Aim of the exercise — Return only those lines of the listing in which "title" appears.
****************
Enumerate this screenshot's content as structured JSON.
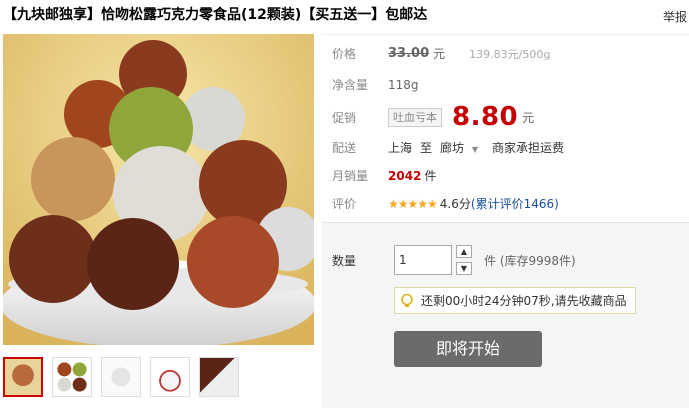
{
  "title": "【九块邮独享】恰吻松露巧克力零食品(12颗装)【买五送一】包邮达",
  "report_label": "举报",
  "product": {
    "price_label": "价格",
    "original_price": "33.00",
    "currency_unit": "元",
    "unit_price": "139.83元/500g",
    "net_weight_label": "净含量",
    "net_weight": "118g",
    "promo_label": "促销",
    "promo_tag": "吐血亏本",
    "promo_price": "8.80",
    "shipping_label": "配送",
    "ship_from": "上海",
    "ship_to_word": "至",
    "ship_dest": "廊坊",
    "shipping_note": "商家承担运费",
    "monthly_sales_label": "月销量",
    "monthly_sales": "2042",
    "sales_unit": "件",
    "rating_label": "评价",
    "rating_score": "4.6分",
    "rating_link": "(累计评价1466)"
  },
  "purchase": {
    "qty_label": "数量",
    "qty_value": "1",
    "stock_text": "件 (库存9998件)",
    "notice": "还剩00小时24分钟07秒,请先收藏商品",
    "buy_button": "即将开始"
  },
  "colors": {
    "price_red": "#c40000",
    "link_blue": "#1a4fa0",
    "star": "#f5a623",
    "buy_button": "#6b6b6b"
  },
  "rating_stars": 4.6
}
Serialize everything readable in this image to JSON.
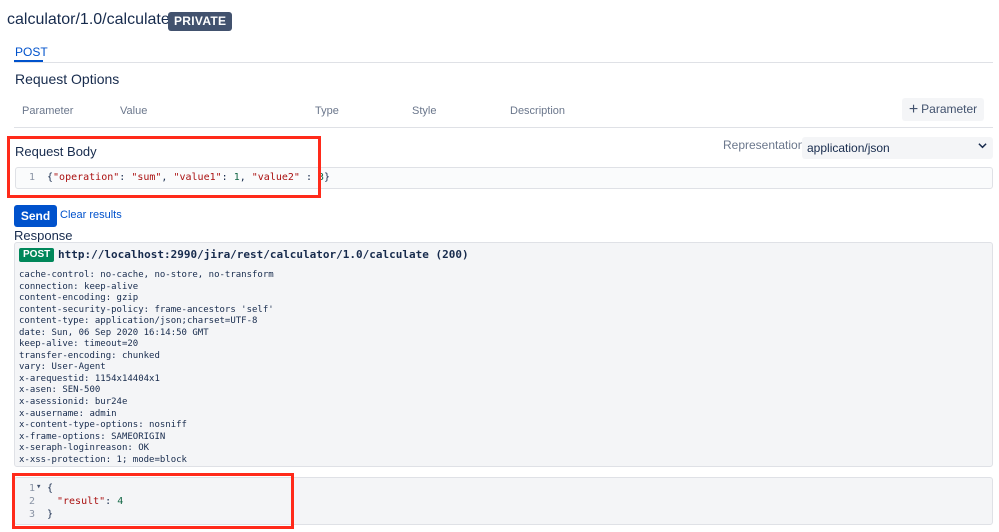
{
  "header": {
    "title": "calculator/1.0/calculate",
    "badge": "PRIVATE"
  },
  "tabs": [
    {
      "label": "POST",
      "active": true
    }
  ],
  "request_options": {
    "title": "Request Options",
    "columns": [
      "Parameter",
      "Value",
      "Type",
      "Style",
      "Description"
    ],
    "add_button": "Parameter"
  },
  "request_body": {
    "title": "Request Body",
    "representation_label": "Representation",
    "representation_value": "application/json",
    "line_number": "1",
    "tokens": {
      "open": "{",
      "k1": "\"operation\"",
      "c1": ": ",
      "v1": "\"sum\"",
      "sep1": ", ",
      "k2": "\"value1\"",
      "c2": ": ",
      "v2": "1",
      "sep2": ", ",
      "k3": "\"value2\"",
      "c3": " : ",
      "v3": "3",
      "close": "}"
    }
  },
  "actions": {
    "send": "Send",
    "clear": "Clear results"
  },
  "response": {
    "title": "Response",
    "method": "POST",
    "url_status": "http://localhost:2990/jira/rest/calculator/1.0/calculate (200)",
    "headers": [
      "cache-control: no-cache, no-store, no-transform",
      "connection: keep-alive",
      "content-encoding: gzip",
      "content-security-policy: frame-ancestors 'self'",
      "content-type: application/json;charset=UTF-8",
      "date: Sun, 06 Sep 2020 16:14:50 GMT",
      "keep-alive: timeout=20",
      "transfer-encoding: chunked",
      "vary: User-Agent",
      "x-arequestid: 1154x14404x1",
      "x-asen: SEN-500",
      "x-asessionid: bur24e",
      "x-ausername: admin",
      "x-content-type-options: nosniff",
      "x-frame-options: SAMEORIGIN",
      "x-seraph-loginreason: OK",
      "x-xss-protection: 1; mode=block"
    ],
    "result": {
      "lines": [
        "1",
        "2",
        "3"
      ],
      "fold_icon": "▾",
      "open": "{",
      "key": "\"result\"",
      "colon": ": ",
      "value": "4",
      "close": "}"
    }
  },
  "colors": {
    "accent": "#0052cc",
    "method_badge": "#00875a",
    "highlight": "#ff2a1a",
    "badge_bg": "#42526e"
  }
}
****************
Exercise output —
  "title": "【九块邮独享】恰吻松露巧克力零食品(12颗装)【买五送一】包邮达",
    "title": "calculator/1.0/calculate",
    "title": "Request Options",
    "title": "Request Body",
    "title": "Response",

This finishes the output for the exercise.